What you have to do. Exact copy, pictures excluded: please retype every record below.

Material provided.
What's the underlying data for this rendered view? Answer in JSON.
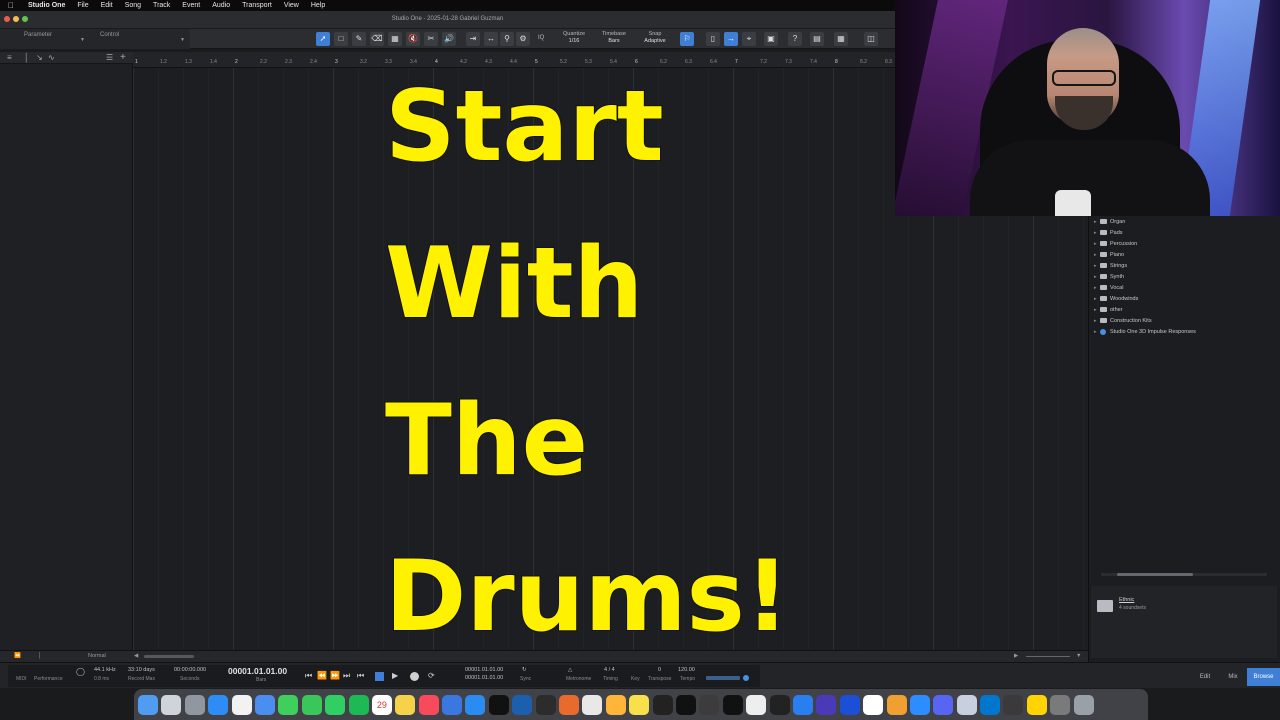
{
  "menubar": {
    "items": [
      "Studio One",
      "File",
      "Edit",
      "Song",
      "Track",
      "Event",
      "Audio",
      "Transport",
      "View",
      "Help"
    ]
  },
  "window": {
    "title": "Studio One - 2025-01-28 Gabriel Guzman"
  },
  "inspector": {
    "parameter_label": "Parameter",
    "control_label": "Control"
  },
  "toolbar": {
    "iq_label": "IQ",
    "quantize": {
      "label": "Quantize",
      "value": "1/16"
    },
    "timebase": {
      "label": "Timebase",
      "value": "Bars"
    },
    "snap": {
      "label": "Snap",
      "value": "Adaptive"
    },
    "help_label": "?",
    "active_tool": "arrow"
  },
  "ruler": {
    "ticks": [
      "1",
      "1.2",
      "1.3",
      "1.4",
      "2",
      "2.2",
      "2.3",
      "2.4",
      "3",
      "3.2",
      "3.3",
      "3.4",
      "4",
      "4.2",
      "4.3",
      "4.4",
      "5",
      "5.2",
      "5.3",
      "5.4",
      "6",
      "6.2",
      "6.3",
      "6.4",
      "7",
      "7.2",
      "7.3",
      "7.4",
      "8",
      "8.2",
      "8.3"
    ]
  },
  "bottombar": {
    "mode_label": "Normal"
  },
  "browser": {
    "items": [
      {
        "label": "Organ",
        "type": "folder"
      },
      {
        "label": "Pads",
        "type": "folder"
      },
      {
        "label": "Percussion",
        "type": "folder"
      },
      {
        "label": "Piano",
        "type": "folder"
      },
      {
        "label": "Strings",
        "type": "folder"
      },
      {
        "label": "Synth",
        "type": "folder"
      },
      {
        "label": "Vocal",
        "type": "folder"
      },
      {
        "label": "Woodwinds",
        "type": "folder"
      },
      {
        "label": "other",
        "type": "folder"
      },
      {
        "label": "Construction Kits",
        "type": "folder"
      },
      {
        "label": "Studio One 3D Impulse Responses",
        "type": "sphere"
      }
    ],
    "info": {
      "name": "Ethnic",
      "subtitle": "4 soundsets"
    }
  },
  "transport": {
    "midi_label": "MIDI",
    "performance_label": "Performance",
    "sample_rate": "44.1 kHz",
    "latency": "0.8 ms",
    "record_max_value": "33:10 days",
    "record_max_label": "Record Max",
    "seconds_value": "00:00:00.000",
    "seconds_label": "Seconds",
    "position": "00001.01.01.00",
    "position_label": "Bars",
    "loop_start": "00001.01.01.00",
    "loop_end": "00001.01.01.00",
    "sync_label": "Sync",
    "metronome_label": "Metronome",
    "timing_value": "4 / 4",
    "timing_label": "Timing",
    "key_label": "Key",
    "transpose_value": "0",
    "transpose_label": "Transpose",
    "tempo_value": "120.00",
    "tempo_label": "Tempo"
  },
  "pages": {
    "edit": "Edit",
    "mix": "Mix",
    "browse": "Browse",
    "active": "Browse"
  },
  "overlay": {
    "line1": "Start",
    "line2": "With",
    "line3": "The",
    "line4": "Drums!"
  },
  "colors": {
    "accent": "#3f7fd6",
    "overlay_text": "#fff200"
  },
  "dock": {
    "icons": [
      "finder-icon",
      "launchpad-icon",
      "settings-icon",
      "safari-icon",
      "chrome-icon",
      "mail-icon",
      "messages-icon",
      "facetime-icon",
      "whatsapp-icon",
      "spotify-icon",
      "calendar-icon",
      "notes-icon",
      "music-icon",
      "keynote-icon",
      "appstore-icon",
      "capcut-icon",
      "studio-one-icon",
      "obs-icon",
      "screenflow-icon",
      "activity-icon",
      "sublime-icon",
      "nectar-icon",
      "logic-icon",
      "ableton-icon",
      "kontakt-icon",
      "native-access-icon",
      "notion-icon",
      "rode-icon",
      "xcode-icon",
      "visual-studio-icon",
      "serato-icon",
      "notion-app-icon",
      "gfx-icon",
      "zoom-icon",
      "discord-icon",
      "preview-icon",
      "wavesfactory-icon",
      "quicktime-icon",
      "miro-icon",
      "screenshot-icon",
      "trash-icon"
    ],
    "calendar_date": "29"
  }
}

Answer space.
What's the underlying data for this rendered view? Answer in JSON.
{
  "menubar": {
    "items": [
      "Studio One",
      "File",
      "Edit",
      "Song",
      "Track",
      "Event",
      "Audio",
      "Transport",
      "View",
      "Help"
    ]
  },
  "window": {
    "title": "Studio One - 2025-01-28 Gabriel Guzman"
  },
  "inspector": {
    "parameter_label": "Parameter",
    "control_label": "Control"
  },
  "toolbar": {
    "iq_label": "IQ",
    "quantize": {
      "label": "Quantize",
      "value": "1/16"
    },
    "timebase": {
      "label": "Timebase",
      "value": "Bars"
    },
    "snap": {
      "label": "Snap",
      "value": "Adaptive"
    },
    "help_label": "?",
    "active_tool": "arrow"
  },
  "ruler": {
    "ticks": [
      "1",
      "1.2",
      "1.3",
      "1.4",
      "2",
      "2.2",
      "2.3",
      "2.4",
      "3",
      "3.2",
      "3.3",
      "3.4",
      "4",
      "4.2",
      "4.3",
      "4.4",
      "5",
      "5.2",
      "5.3",
      "5.4",
      "6",
      "6.2",
      "6.3",
      "6.4",
      "7",
      "7.2",
      "7.3",
      "7.4",
      "8",
      "8.2",
      "8.3"
    ]
  },
  "bottombar": {
    "mode_label": "Normal"
  },
  "browser": {
    "items": [
      {
        "label": "Organ",
        "type": "folder"
      },
      {
        "label": "Pads",
        "type": "folder"
      },
      {
        "label": "Percussion",
        "type": "folder"
      },
      {
        "label": "Piano",
        "type": "folder"
      },
      {
        "label": "Strings",
        "type": "folder"
      },
      {
        "label": "Synth",
        "type": "folder"
      },
      {
        "label": "Vocal",
        "type": "folder"
      },
      {
        "label": "Woodwinds",
        "type": "folder"
      },
      {
        "label": "other",
        "type": "folder"
      },
      {
        "label": "Construction Kits",
        "type": "folder"
      },
      {
        "label": "Studio One 3D Impulse Responses",
        "type": "sphere"
      }
    ],
    "info": {
      "name": "Ethnic",
      "subtitle": "4 soundsets"
    }
  },
  "transport": {
    "midi_label": "MIDI",
    "performance_label": "Performance",
    "sample_rate": "44.1 kHz",
    "latency": "0.8 ms",
    "record_max_value": "33:10 days",
    "record_max_label": "Record Max",
    "seconds_value": "00:00:00.000",
    "seconds_label": "Seconds",
    "position": "00001.01.01.00",
    "position_label": "Bars",
    "loop_start": "00001.01.01.00",
    "loop_end": "00001.01.01.00",
    "sync_label": "Sync",
    "metronome_label": "Metronome",
    "timing_value": "4 / 4",
    "timing_label": "Timing",
    "key_label": "Key",
    "transpose_value": "0",
    "transpose_label": "Transpose",
    "tempo_value": "120.00",
    "tempo_label": "Tempo"
  },
  "pages": {
    "edit": "Edit",
    "mix": "Mix",
    "browse": "Browse",
    "active": "Browse"
  },
  "overlay": {
    "line1": "Start",
    "line2": "With",
    "line3": "The",
    "line4": "Drums!"
  },
  "colors": {
    "accent": "#3f7fd6",
    "overlay_text": "#fff200"
  },
  "dock": {
    "icons": [
      "finder-icon",
      "launchpad-icon",
      "settings-icon",
      "safari-icon",
      "chrome-icon",
      "mail-icon",
      "messages-icon",
      "facetime-icon",
      "whatsapp-icon",
      "spotify-icon",
      "calendar-icon",
      "notes-icon",
      "music-icon",
      "keynote-icon",
      "appstore-icon",
      "capcut-icon",
      "studio-one-icon",
      "obs-icon",
      "screenflow-icon",
      "activity-icon",
      "sublime-icon",
      "nectar-icon",
      "logic-icon",
      "ableton-icon",
      "kontakt-icon",
      "native-access-icon",
      "notion-icon",
      "rode-icon",
      "xcode-icon",
      "visual-studio-icon",
      "serato-icon",
      "notion-app-icon",
      "gfx-icon",
      "zoom-icon",
      "discord-icon",
      "preview-icon",
      "wavesfactory-icon",
      "quicktime-icon",
      "miro-icon",
      "screenshot-icon",
      "trash-icon"
    ],
    "calendar_date": "29"
  }
}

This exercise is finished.